Warlow’s voice is a perfect match for this near indomitable score; he carries the show with confidence and astonishing vocal control. Monica Swayne as his daughter Hodel is another standout, and in her song “Far From The Home I Love,” she creates a small but so tender moment of real skill. Also sounding fine is Blake Bowden’s Perchick, who also turns in a solid performance as the radical youth.

In some moments and with the above exceptions the cast and orchestra both don’t feel quite up to the challenge of the score. Sigrid Thornton’s Golde isn’t a triumph of singing but she’s plenty charming, and Lior’s Motel, the shy tailor’s son, is a gentle and likeable figure.

Fiddler on the Roof. Photo by Jeff Busby.
Fiddler on the Roof. Photo by Jeff Busby.

Fiddler on the Roof is almost always playing somewhere in the world, but it’s on Broadway again now, helmed by master revivalist Bart Sher. I saw the production last year and there’s a chilling urgency in it. By making some small directorial changes, the fear and terror as the life of Tevye’s family is turned upside is palpable – the production brings high stakes back to the production, and it feels vital, vibrant and incredibly sad.

It’s encouraging to see Australia’s latest Fiddler too and know that while Hodgman’s production doesn’t necessarily dwell on the persecution of the show’s Jewish characters, or on their final, chilling, refugee status, he doesn’t ignore or short-change it, either.

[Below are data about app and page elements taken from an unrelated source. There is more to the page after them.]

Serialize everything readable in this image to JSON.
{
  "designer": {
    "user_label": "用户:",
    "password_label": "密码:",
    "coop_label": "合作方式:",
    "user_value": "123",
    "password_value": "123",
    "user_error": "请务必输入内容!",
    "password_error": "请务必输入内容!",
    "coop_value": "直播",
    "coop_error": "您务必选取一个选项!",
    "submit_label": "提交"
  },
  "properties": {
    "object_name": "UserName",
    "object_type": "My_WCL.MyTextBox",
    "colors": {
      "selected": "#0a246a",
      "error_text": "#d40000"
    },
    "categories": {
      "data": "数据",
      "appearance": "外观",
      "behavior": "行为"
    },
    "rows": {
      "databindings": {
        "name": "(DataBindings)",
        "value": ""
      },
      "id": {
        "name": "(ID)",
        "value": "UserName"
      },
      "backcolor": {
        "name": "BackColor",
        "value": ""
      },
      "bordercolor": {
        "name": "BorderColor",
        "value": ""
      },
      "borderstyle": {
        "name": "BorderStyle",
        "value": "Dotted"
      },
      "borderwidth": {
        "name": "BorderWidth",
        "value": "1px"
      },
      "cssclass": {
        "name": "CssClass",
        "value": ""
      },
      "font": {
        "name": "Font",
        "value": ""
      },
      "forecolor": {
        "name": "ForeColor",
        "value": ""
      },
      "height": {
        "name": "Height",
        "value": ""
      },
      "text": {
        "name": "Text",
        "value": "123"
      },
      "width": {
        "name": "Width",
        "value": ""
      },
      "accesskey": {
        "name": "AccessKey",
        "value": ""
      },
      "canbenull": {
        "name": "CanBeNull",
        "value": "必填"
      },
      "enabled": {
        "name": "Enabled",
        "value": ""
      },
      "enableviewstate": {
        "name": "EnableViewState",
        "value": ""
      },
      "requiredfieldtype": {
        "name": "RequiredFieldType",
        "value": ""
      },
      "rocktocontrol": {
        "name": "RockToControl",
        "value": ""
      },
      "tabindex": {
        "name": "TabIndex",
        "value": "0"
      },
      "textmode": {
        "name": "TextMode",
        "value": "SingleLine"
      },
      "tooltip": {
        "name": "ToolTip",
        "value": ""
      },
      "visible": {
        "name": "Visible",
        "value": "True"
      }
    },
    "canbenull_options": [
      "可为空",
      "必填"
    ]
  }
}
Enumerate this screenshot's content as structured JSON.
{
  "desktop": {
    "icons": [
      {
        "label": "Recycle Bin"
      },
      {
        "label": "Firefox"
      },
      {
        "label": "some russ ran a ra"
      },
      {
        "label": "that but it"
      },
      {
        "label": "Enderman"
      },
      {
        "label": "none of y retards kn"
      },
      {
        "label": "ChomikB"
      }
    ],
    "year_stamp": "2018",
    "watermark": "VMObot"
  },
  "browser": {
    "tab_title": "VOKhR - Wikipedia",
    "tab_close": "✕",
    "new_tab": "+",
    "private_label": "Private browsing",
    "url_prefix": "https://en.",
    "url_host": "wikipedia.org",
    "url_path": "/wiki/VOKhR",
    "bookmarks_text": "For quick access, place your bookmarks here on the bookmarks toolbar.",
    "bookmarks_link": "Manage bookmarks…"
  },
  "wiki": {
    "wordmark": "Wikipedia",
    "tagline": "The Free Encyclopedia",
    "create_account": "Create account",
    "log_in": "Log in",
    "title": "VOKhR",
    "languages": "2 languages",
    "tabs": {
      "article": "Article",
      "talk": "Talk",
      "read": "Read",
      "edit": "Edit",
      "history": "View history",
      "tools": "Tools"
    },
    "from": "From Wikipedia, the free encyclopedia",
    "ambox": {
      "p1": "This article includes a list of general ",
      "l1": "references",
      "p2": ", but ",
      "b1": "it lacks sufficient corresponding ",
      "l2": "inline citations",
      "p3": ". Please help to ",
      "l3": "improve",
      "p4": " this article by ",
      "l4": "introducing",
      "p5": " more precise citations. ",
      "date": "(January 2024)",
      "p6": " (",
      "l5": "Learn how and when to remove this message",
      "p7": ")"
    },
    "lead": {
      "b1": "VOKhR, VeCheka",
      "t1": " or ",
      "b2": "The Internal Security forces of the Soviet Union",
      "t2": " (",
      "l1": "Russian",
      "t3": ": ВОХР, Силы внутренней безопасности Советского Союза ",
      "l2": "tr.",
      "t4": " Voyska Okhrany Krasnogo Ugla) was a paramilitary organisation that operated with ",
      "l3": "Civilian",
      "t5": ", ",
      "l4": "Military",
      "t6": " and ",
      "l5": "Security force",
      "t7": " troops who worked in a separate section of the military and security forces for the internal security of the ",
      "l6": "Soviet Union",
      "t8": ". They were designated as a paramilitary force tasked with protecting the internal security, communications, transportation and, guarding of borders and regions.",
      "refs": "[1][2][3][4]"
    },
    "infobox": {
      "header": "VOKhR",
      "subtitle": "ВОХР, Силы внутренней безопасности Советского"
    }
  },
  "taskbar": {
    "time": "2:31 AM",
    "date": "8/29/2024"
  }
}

Even though this production is quite by-the-book, these more troubling subjects are sadly all too relevant now, as scores of refugees seek uncertain futures globally. It’s too difficult to romanticise Anatevka’s exodus as a noble indignity to be borne with chins up and shoulders straight anymore; we are too cruel to refugees in this country every day to let that thread of story slip.

Musicals can comment on the world almost on the sly – using the direct and emotional vessel of music to create in audience members a swell of sympathy for the plight of others they perhaps may not have grasped without it.

In that frame of mind, maybe Fiddler is the exact musical we need touring Australia right now. Maybe it will encourage sympathy, inspire action, and help us see reform to deeply disturbing and cruel national policies regarding the treatment of refugees, people who have already been persecuted enough for following the traditions of their families and religion as they try to navigate changing times and worlds.

Cassie Tongue

Cassie is a theatre critic and arts writer in Sydney, and was the deputy editor of AussieTheatre. She has written for The Guardian, Time Out Sydney, Daily Review, and BroadwayWorld Australia. She is a voter for the Sydney Theatre Awards.

Cassie Tongue

Leave a Reply

Your email address will not be published. Required fields are marked *